Education has only recently been considered as an essential right for refugee children. Education is often the one hope for refugees, allowing them to integrate more easily into their countries of origin or engage productively in their country of asylum. Yet the provision of education for refugees has been a contentious subject - recipient countries often oppose it to prevent long-term settlement, aid agencies often do not give it a high priority and the donor community is often unaware of its critical importance for the survival of refugees.
This book outlines two case studies - Tanzania and the Democratic Republic of the Congo (formerly Zaire) - on education for refugees fleeing the genocide in Rwanda. It investigates the often difficult process of establishing education programmes against turbulent political and social backgrounds.

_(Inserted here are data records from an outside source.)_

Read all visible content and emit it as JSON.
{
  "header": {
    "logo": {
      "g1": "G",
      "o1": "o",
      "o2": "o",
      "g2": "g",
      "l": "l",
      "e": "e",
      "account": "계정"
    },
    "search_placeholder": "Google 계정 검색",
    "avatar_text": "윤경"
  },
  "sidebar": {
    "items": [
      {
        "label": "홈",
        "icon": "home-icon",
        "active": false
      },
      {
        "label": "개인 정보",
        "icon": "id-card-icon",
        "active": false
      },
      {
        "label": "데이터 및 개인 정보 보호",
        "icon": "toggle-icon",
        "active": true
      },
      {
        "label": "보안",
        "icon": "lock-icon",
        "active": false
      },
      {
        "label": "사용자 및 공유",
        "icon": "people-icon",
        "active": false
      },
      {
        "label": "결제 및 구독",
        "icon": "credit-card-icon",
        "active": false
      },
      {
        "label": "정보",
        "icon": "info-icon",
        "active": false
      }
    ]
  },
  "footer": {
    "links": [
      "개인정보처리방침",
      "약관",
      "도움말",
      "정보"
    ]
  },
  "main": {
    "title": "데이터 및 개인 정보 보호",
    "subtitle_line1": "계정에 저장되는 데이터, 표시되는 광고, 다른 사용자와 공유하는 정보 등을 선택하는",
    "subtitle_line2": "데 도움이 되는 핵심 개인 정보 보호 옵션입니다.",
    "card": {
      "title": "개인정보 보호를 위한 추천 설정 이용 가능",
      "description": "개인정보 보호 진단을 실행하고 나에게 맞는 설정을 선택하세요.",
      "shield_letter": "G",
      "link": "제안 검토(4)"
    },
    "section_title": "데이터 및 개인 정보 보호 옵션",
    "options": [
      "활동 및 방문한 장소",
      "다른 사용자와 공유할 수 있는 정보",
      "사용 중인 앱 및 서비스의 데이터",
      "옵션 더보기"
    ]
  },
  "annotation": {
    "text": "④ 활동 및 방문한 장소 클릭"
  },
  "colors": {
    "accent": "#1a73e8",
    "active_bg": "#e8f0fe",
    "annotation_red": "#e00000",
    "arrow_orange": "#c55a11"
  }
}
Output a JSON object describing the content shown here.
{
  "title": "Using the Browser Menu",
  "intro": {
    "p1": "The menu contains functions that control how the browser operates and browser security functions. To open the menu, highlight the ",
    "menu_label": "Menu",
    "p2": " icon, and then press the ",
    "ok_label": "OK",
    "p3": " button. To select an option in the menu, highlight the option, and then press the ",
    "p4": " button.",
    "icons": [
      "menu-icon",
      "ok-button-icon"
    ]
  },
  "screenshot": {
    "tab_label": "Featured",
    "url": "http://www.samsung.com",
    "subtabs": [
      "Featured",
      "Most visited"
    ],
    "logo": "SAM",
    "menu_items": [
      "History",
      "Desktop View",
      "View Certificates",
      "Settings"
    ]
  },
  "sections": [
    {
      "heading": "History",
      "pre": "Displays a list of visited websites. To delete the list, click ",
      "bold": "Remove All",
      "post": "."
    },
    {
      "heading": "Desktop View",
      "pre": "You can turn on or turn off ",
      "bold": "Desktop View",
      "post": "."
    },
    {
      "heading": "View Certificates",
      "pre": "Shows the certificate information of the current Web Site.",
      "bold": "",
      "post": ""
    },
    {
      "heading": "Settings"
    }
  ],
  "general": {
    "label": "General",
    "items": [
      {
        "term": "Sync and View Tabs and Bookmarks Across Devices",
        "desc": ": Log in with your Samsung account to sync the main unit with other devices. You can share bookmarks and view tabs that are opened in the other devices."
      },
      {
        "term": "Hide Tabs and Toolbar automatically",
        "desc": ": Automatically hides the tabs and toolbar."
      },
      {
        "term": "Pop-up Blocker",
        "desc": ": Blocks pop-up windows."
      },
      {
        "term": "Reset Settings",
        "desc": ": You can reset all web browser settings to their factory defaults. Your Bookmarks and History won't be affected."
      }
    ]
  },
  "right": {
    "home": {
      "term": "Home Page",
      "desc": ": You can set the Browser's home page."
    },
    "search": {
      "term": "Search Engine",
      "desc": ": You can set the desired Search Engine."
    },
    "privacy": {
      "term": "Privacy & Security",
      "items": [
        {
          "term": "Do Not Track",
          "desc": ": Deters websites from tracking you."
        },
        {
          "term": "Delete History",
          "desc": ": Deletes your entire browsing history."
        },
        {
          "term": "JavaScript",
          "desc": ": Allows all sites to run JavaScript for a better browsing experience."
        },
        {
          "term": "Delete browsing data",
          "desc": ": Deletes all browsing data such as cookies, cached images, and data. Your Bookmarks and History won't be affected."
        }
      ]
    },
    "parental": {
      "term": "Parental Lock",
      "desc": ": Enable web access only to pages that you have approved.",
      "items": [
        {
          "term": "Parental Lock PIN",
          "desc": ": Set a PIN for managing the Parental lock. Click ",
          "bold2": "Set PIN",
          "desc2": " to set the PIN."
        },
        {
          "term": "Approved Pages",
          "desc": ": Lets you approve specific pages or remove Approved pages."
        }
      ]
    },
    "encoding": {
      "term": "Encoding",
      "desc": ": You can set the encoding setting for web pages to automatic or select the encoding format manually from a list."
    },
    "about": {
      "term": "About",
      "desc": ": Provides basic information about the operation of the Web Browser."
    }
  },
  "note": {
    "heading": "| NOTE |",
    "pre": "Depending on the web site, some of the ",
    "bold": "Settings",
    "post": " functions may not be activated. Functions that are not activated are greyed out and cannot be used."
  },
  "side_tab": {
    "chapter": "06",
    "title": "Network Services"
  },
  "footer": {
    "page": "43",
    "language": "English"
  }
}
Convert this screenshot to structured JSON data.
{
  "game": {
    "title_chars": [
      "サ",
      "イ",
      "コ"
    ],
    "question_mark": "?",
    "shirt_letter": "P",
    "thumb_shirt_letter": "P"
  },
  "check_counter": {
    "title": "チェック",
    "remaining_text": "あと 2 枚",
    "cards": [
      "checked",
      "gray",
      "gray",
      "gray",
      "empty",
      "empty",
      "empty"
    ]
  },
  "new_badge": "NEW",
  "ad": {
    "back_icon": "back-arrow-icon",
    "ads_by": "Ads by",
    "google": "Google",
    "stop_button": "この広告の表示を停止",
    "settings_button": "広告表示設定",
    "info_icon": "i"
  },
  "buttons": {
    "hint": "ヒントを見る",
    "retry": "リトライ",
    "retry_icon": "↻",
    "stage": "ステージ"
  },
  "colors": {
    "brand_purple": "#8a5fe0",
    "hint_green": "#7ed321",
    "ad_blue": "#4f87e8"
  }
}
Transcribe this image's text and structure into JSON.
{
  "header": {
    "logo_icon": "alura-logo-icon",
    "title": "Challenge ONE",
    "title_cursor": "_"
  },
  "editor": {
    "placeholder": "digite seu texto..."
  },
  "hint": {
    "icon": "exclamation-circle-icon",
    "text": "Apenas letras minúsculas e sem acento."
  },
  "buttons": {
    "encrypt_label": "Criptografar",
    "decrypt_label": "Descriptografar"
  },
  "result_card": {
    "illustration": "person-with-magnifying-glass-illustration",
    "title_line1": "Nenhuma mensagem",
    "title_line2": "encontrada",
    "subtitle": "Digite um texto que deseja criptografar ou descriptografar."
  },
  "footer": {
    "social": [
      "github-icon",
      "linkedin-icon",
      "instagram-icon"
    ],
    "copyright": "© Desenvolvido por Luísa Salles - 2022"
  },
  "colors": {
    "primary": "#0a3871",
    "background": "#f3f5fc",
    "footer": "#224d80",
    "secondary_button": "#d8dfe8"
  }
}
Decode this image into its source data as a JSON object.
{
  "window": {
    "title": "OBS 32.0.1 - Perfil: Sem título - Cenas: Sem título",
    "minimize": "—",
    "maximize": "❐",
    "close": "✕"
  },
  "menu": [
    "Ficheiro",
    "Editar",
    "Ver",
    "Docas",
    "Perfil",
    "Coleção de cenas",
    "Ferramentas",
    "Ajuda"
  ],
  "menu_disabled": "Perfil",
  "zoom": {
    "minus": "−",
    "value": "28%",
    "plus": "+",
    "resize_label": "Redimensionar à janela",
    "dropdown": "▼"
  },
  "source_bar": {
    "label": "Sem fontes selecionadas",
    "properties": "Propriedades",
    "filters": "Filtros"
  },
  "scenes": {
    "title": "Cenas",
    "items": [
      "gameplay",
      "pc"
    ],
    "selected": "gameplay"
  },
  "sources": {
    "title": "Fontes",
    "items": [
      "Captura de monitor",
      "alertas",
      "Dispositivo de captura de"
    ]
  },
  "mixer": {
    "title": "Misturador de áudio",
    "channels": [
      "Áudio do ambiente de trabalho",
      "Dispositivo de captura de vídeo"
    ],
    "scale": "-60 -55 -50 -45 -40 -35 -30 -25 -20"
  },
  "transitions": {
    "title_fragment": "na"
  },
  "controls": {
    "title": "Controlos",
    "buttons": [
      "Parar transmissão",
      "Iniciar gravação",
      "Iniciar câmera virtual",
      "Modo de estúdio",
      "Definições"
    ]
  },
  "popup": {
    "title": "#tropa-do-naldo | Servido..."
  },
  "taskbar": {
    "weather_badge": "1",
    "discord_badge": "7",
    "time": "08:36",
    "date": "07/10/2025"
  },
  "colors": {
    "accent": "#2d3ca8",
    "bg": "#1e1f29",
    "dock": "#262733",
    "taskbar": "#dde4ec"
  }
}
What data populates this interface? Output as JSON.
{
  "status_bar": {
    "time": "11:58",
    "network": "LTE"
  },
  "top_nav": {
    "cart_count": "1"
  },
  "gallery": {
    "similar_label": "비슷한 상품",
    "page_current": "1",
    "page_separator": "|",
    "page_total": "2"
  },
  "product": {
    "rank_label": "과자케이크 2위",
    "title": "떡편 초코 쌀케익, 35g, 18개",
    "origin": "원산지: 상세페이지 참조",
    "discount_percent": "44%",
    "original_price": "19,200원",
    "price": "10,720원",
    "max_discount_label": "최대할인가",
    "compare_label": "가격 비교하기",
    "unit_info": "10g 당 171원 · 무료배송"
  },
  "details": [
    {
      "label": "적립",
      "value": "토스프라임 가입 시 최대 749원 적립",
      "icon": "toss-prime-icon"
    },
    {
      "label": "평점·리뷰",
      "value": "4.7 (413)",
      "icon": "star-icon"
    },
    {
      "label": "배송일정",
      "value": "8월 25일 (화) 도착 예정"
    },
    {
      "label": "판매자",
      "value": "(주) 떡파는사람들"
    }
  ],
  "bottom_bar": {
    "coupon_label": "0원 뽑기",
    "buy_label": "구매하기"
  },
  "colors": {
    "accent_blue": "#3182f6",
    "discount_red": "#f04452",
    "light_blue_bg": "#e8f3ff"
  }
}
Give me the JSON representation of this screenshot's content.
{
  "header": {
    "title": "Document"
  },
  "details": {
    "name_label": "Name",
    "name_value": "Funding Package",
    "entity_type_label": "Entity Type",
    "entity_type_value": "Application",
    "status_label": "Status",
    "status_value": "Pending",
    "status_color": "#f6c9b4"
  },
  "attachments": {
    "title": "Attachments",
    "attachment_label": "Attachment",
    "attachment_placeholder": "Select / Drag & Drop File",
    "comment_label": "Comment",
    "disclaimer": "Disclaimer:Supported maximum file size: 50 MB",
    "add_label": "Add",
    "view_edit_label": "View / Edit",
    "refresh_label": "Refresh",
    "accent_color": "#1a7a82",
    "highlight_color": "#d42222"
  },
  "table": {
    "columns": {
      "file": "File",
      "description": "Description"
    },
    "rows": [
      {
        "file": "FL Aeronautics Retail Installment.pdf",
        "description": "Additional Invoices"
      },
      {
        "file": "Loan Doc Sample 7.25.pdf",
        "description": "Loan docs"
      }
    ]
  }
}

This book highlights the conflicting roles that governments and agencies have played in the process of addressing the educational needs or refugee children and the often limited role played by the refugees themselves in this process.
Critical issues affecting education for refugees as a whole are explore and valuable recommendations are made which could guide the future development of education in emergency situations.